* **WHAT THE TASK REQUIRES**:
Which lines in the data below contain the word "密钥名称"? Pull each of them out.

Data about app and page elements
-=-=-=-=-

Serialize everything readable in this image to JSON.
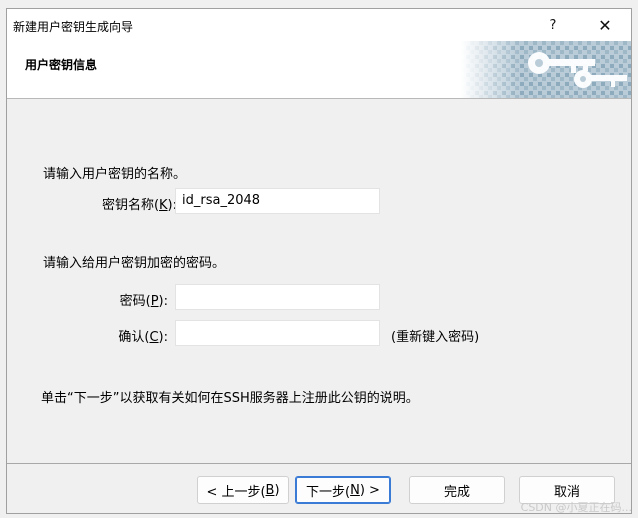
{
  "window": {
    "title": "新建用户密钥生成向导",
    "help_glyph": "?",
    "close_glyph": "✕"
  },
  "header": {
    "title": "用户密钥信息",
    "art_icon": "keys-icon"
  },
  "form": {
    "name_prompt": "请输入用户密钥的名称。",
    "key_name_label": "密钥名称(K):",
    "key_name_label_pre": "密钥名称(",
    "key_name_label_key": "K",
    "key_name_label_post": "):",
    "key_name_value": "id_rsa_2048",
    "password_prompt": "请输入给用户密钥加密的密码。",
    "password_label_pre": "密码(",
    "password_label_key": "P",
    "password_label_post": "):",
    "password_value": "",
    "confirm_label_pre": "确认(",
    "confirm_label_key": "C",
    "confirm_label_post": "):",
    "confirm_value": "",
    "confirm_hint": "(重新键入密码)",
    "info_text": "单击“下一步”以获取有关如何在SSH服务器上注册此公钥的说明。"
  },
  "buttons": {
    "back_pre": "< 上一步(",
    "back_key": "B",
    "back_post": ")",
    "next_pre": "下一步(",
    "next_key": "N",
    "next_post": ") >",
    "finish": "完成",
    "cancel": "取消"
  },
  "watermark": "CSDN @小夏正在码..."
}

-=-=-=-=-

* **OUTPUT OF THE EXERCISE**:
    "key_name_label": "密钥名称(K):",
    "key_name_label_pre": "密钥名称(",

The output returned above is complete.